▸ **What you need to do**: Everything from the line that holds "Serialize everything readable" through the end of the listing below must be retyped word for word, without any pictures.

▸ **Data records**:

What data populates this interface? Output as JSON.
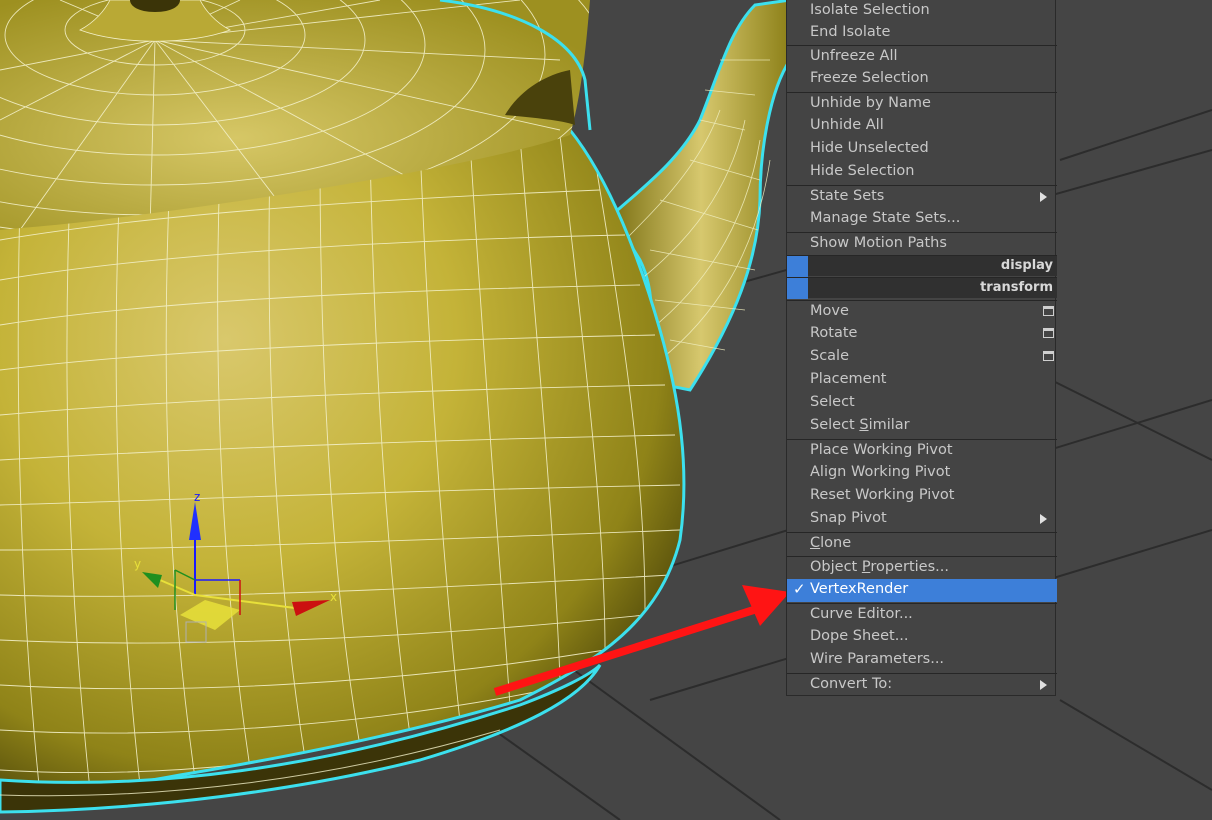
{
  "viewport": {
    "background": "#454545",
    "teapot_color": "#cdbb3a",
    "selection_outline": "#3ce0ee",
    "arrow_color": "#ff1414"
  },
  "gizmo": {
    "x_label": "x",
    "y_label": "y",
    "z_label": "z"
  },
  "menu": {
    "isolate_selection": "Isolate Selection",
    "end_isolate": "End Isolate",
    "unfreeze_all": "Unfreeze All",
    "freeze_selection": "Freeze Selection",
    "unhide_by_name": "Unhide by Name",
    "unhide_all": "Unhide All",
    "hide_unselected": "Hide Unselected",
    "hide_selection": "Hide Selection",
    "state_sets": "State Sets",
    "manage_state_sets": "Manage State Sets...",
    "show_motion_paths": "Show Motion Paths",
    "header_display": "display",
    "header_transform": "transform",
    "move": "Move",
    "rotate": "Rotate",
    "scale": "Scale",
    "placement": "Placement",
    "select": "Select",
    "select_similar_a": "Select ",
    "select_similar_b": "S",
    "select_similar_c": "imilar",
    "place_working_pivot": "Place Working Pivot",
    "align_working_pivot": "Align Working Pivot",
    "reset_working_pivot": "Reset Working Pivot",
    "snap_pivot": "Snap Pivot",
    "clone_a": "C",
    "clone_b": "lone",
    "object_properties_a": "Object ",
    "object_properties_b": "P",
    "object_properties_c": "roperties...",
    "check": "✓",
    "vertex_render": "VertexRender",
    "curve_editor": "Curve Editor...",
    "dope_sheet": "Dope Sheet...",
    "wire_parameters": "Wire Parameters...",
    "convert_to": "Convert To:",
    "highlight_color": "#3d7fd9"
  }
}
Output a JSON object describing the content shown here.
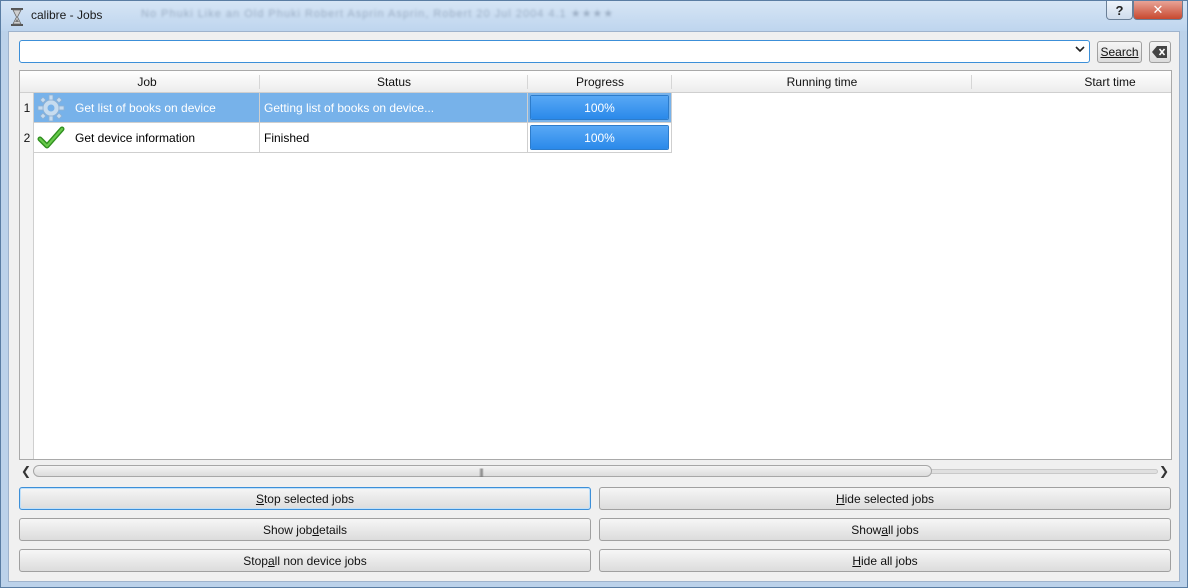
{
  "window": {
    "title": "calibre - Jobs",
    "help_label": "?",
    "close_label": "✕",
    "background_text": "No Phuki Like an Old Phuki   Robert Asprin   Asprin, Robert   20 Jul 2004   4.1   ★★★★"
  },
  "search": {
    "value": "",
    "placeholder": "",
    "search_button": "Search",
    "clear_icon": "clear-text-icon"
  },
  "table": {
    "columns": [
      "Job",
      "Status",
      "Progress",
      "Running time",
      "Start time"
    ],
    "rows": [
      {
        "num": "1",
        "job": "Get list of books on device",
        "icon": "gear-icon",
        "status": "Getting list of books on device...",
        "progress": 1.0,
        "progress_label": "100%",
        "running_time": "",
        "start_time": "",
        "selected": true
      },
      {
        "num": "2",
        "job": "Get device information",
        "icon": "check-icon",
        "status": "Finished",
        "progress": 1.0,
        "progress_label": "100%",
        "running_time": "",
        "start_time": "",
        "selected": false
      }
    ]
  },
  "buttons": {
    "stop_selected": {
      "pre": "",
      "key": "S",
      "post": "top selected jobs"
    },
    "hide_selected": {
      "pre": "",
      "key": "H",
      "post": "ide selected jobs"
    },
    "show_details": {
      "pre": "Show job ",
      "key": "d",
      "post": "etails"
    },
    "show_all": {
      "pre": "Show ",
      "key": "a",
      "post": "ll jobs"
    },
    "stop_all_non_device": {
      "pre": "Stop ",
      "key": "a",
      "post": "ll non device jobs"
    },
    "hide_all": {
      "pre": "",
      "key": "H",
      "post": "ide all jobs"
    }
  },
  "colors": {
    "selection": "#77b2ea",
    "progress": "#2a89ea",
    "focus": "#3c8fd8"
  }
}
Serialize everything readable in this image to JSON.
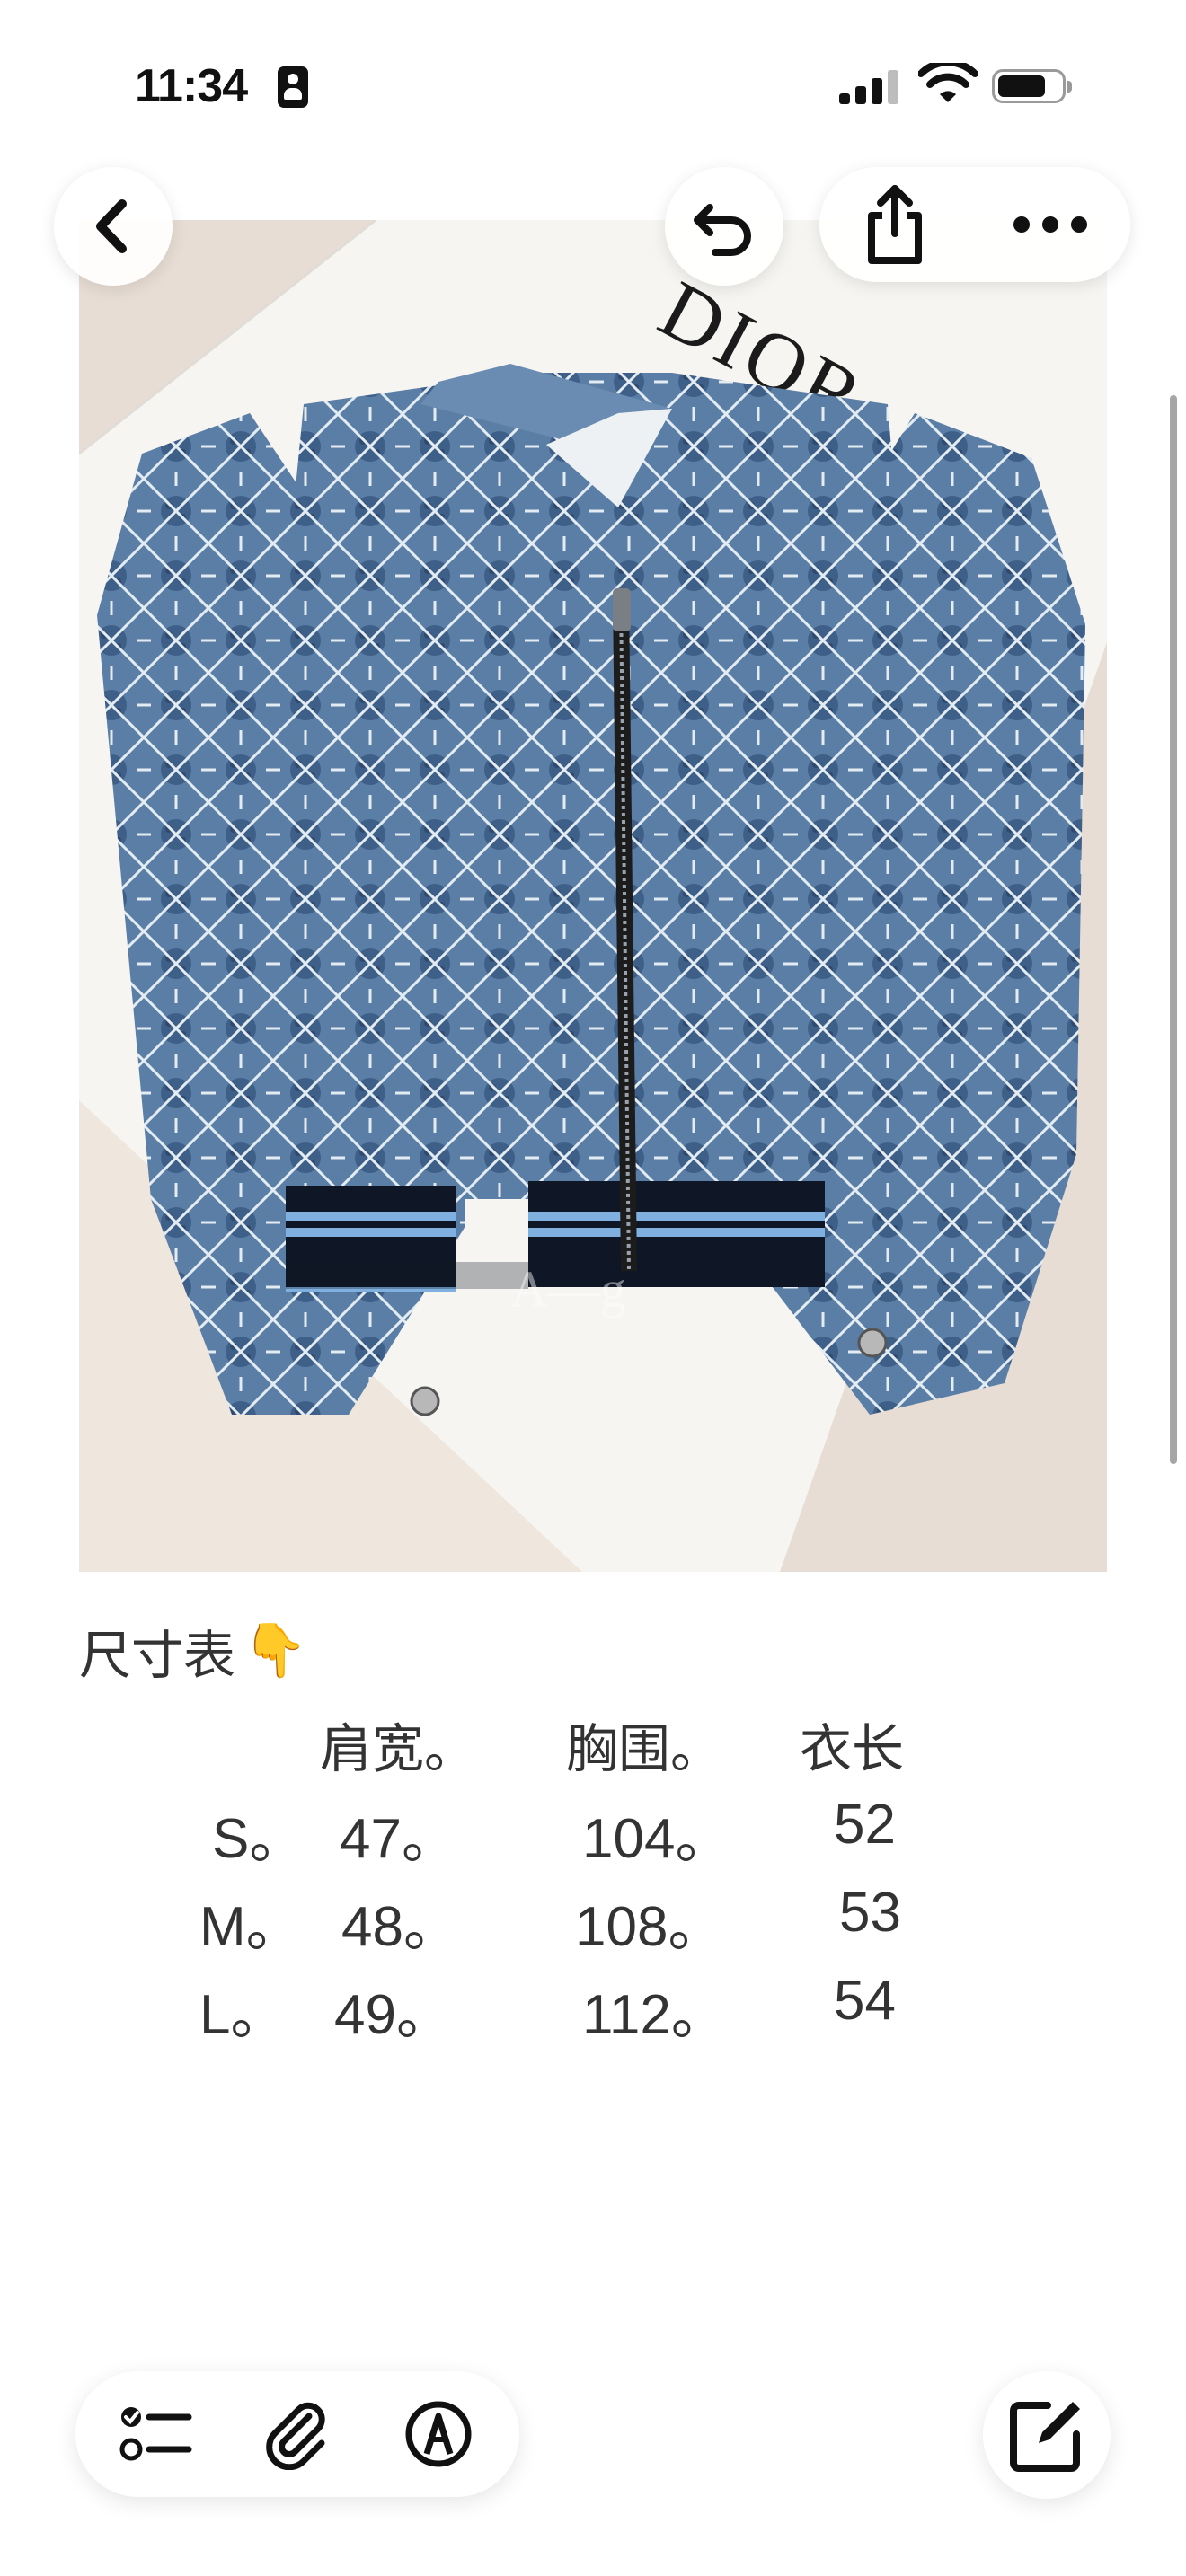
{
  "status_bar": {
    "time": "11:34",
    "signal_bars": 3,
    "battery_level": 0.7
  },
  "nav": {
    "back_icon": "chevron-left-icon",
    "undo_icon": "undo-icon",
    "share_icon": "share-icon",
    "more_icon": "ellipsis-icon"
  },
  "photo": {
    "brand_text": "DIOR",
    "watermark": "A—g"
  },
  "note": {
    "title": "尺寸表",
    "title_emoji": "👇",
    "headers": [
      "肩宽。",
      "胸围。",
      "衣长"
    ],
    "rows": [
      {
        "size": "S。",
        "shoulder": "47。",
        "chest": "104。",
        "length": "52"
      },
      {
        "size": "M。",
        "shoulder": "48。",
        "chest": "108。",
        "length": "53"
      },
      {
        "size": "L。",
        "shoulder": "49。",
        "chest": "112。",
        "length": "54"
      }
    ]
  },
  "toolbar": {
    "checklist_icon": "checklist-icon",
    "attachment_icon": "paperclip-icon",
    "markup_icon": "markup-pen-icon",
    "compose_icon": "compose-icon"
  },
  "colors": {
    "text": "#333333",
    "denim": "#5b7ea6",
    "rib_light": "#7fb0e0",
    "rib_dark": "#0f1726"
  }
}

▸ **Answer below**:
Serialize everything readable in this image to JSON.
{
  "status_bar": {
    "time": "11:34",
    "signal_bars": 3,
    "battery_level": 0.7
  },
  "nav": {
    "back_icon": "chevron-left-icon",
    "undo_icon": "undo-icon",
    "share_icon": "share-icon",
    "more_icon": "ellipsis-icon"
  },
  "photo": {
    "brand_text": "DIOR",
    "watermark": "A—g"
  },
  "note": {
    "title": "尺寸表",
    "title_emoji": "👇",
    "headers": [
      "肩宽。",
      "胸围。",
      "衣长"
    ],
    "rows": [
      {
        "size": "S。",
        "shoulder": "47。",
        "chest": "104。",
        "length": "52"
      },
      {
        "size": "M。",
        "shoulder": "48。",
        "chest": "108。",
        "length": "53"
      },
      {
        "size": "L。",
        "shoulder": "49。",
        "chest": "112。",
        "length": "54"
      }
    ]
  },
  "toolbar": {
    "checklist_icon": "checklist-icon",
    "attachment_icon": "paperclip-icon",
    "markup_icon": "markup-pen-icon",
    "compose_icon": "compose-icon"
  },
  "colors": {
    "text": "#333333",
    "denim": "#5b7ea6",
    "rib_light": "#7fb0e0",
    "rib_dark": "#0f1726"
  }
}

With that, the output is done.